Fairbanks, AK, 99712., but its volunteers and employees are scattered
throughout numerous locations.  Its business office is located at
809 North 1500 West, Salt Lake City, UT 84116, (801) 596-1887, email  Email contact links and up to date contact
information can be found at the Foundation's web site and official
page at

For additional contact information:
     Dr. Gregory B. Newby
     Chief Executive and Director

Section 4.  Information about Donations to the Project Gutenberg
Literary Archive Foundation

Project Gutenberg-tm depends upon and cannot survive without wide
spread public support and donations to carry out its mission of
increasing the number of public domain and licensed works that can be
freely distributed in machine readable form accessible by the widest
array of equipment including outdated equipment.  Many small donations
($1 to $5,000) are particularly important to maintaining tax exempt
status with the IRS.

The Foundation is committed to complying with the laws regulating
charities and charitable donations in all 50 states of the United
States.  Compliance requirements are not uniform and it takes a
considerable effort, much paperwork and many fees to meet and keep up
with these requirements.  We do not solicit donations in locations
where we have not received written confirmation of compliance.  To
SEND DONATIONS or determine the status of compliance for any
particular state visit

While we cannot and do not solicit contributions from states where we
have not met the solicitation requirements, we know of no prohibition
against accepting unsolicited donations from donors in such states who
approach us with offers to donate.

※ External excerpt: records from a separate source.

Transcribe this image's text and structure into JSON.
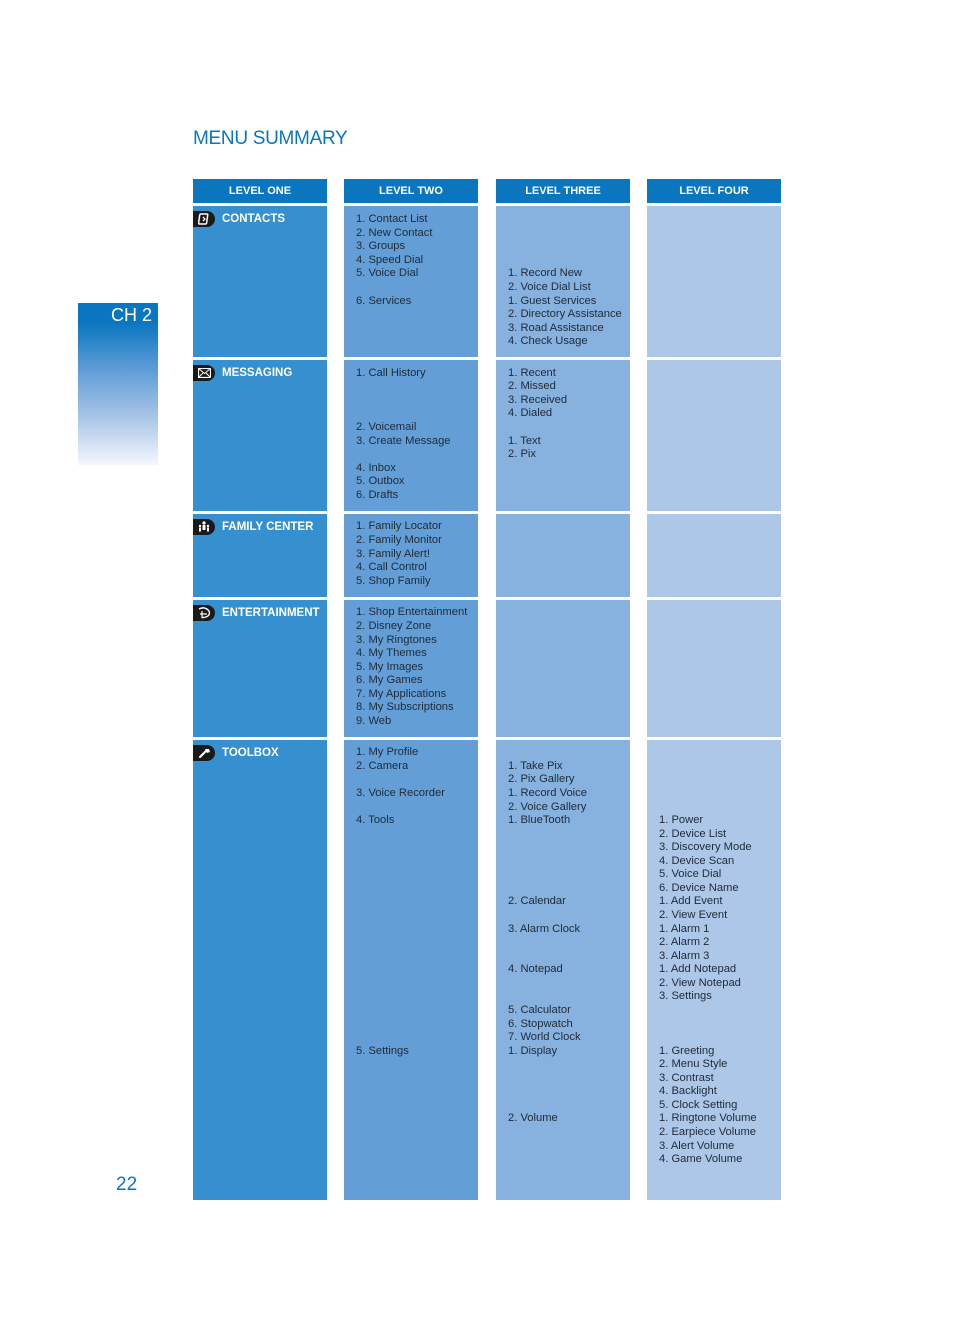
{
  "page": {
    "title": "MENU SUMMARY",
    "chapter_tab": "CH 2",
    "page_number": "22",
    "colors": {
      "accent": "#0a76bf",
      "level_one_bg": "#368fce",
      "level_two_bg": "#639fd6",
      "level_three_bg": "#87b1de",
      "level_four_bg": "#adc7e8",
      "item_text": "#1f2a38"
    }
  },
  "columns": [
    "LEVEL ONE",
    "LEVEL TWO",
    "LEVEL THREE",
    "LEVEL FOUR"
  ],
  "sections": [
    {
      "name": "CONTACTS",
      "icon": "contacts-book-icon",
      "level_two": [
        "1. Contact List",
        "2. New Contact",
        "3. Groups",
        "4. Speed Dial",
        "5. Voice Dial",
        "6. Services"
      ],
      "level_three": [
        "1. Record New",
        "2. Voice Dial List",
        "1. Guest Services",
        "2. Directory Assistance",
        "3. Road Assistance",
        "4. Check Usage"
      ],
      "level_four": []
    },
    {
      "name": "MESSAGING",
      "icon": "envelope-icon",
      "level_two": [
        "1. Call History",
        "2. Voicemail",
        "3. Create Message",
        "4. Inbox",
        "5. Outbox",
        "6. Drafts"
      ],
      "level_three": [
        "1. Recent",
        "2. Missed",
        "3. Received",
        "4. Dialed",
        "1. Text",
        "2. Pix"
      ],
      "level_four": []
    },
    {
      "name": "FAMILY CENTER",
      "icon": "family-icon",
      "level_two": [
        "1. Family Locator",
        "2. Family Monitor",
        "3. Family Alert!",
        "4. Call Control",
        "5. Shop Family"
      ],
      "level_three": [],
      "level_four": []
    },
    {
      "name": "ENTERTAINMENT",
      "icon": "disney-d-icon",
      "level_two": [
        "1. Shop Entertainment",
        "2. Disney Zone",
        "3. My Ringtones",
        "4. My Themes",
        "5. My Images",
        "6. My Games",
        "7. My Applications",
        "8. My Subscriptions",
        "9. Web"
      ],
      "level_three": [],
      "level_four": []
    },
    {
      "name": "TOOLBOX",
      "icon": "wrench-icon",
      "level_two": [
        "1. My Profile",
        "2. Camera",
        "3. Voice Recorder",
        "4. Tools",
        "5. Settings"
      ],
      "level_three": [
        "1. Take Pix",
        "2. Pix Gallery",
        "1. Record Voice",
        "2. Voice Gallery",
        "1. BlueTooth",
        "2. Calendar",
        "3. Alarm Clock",
        "4. Notepad",
        "5. Calculator",
        "6. Stopwatch",
        "7. World Clock",
        "1. Display",
        "2. Volume"
      ],
      "level_four": [
        "1. Power",
        "2. Device List",
        "3. Discovery Mode",
        "4. Device Scan",
        "5. Voice Dial",
        "6. Device Name",
        "1. Add Event",
        "2. View Event",
        "1. Alarm 1",
        "2. Alarm 2",
        "3. Alarm 3",
        "1. Add Notepad",
        "2. View Notepad",
        "3. Settings",
        "1. Greeting",
        "2. Menu Style",
        "3. Contrast",
        "4. Backlight",
        "5. Clock Setting",
        "1. Ringtone Volume",
        "2. Earpiece Volume",
        "3. Alert Volume",
        "4. Game Volume"
      ]
    }
  ]
}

International donations are gratefully accepted, but we cannot make
any statements concerning tax treatment of donations received from
outside the United States.  U.S. laws alone swamp our small staff.

Please check the Project Gutenberg Web pages for current donation
methods and addresses.  Donations are accepted in a number of other
ways including checks, online payments and credit card donations.
To donate, please visit:

Section 5.  General Information About Project Gutenberg-tm electronic

Professor Michael S. Hart is the originator of the Project Gutenberg-tm
concept of a library of electronic works that could be freely shared
with anyone.  For thirty years, he produced and distributed Project
Gutenberg-tm eBooks with only a loose network of volunteer support.

Project Gutenberg-tm eBooks are often created from several printed
editions, all of which are confirmed as Public Domain in the U.S.
unless a copyright notice is included.  Thus, we do not necessarily
keep eBooks in compliance with any particular paper edition.

Most people start at our Web site which has the main PG search facility:

This Web site includes information about Project Gutenberg-tm,
including how to make donations to the Project Gutenberg Literary
Archive Foundation, how to help produce our new eBooks, and how to
subscribe to our email newsletter to hear about new eBooks.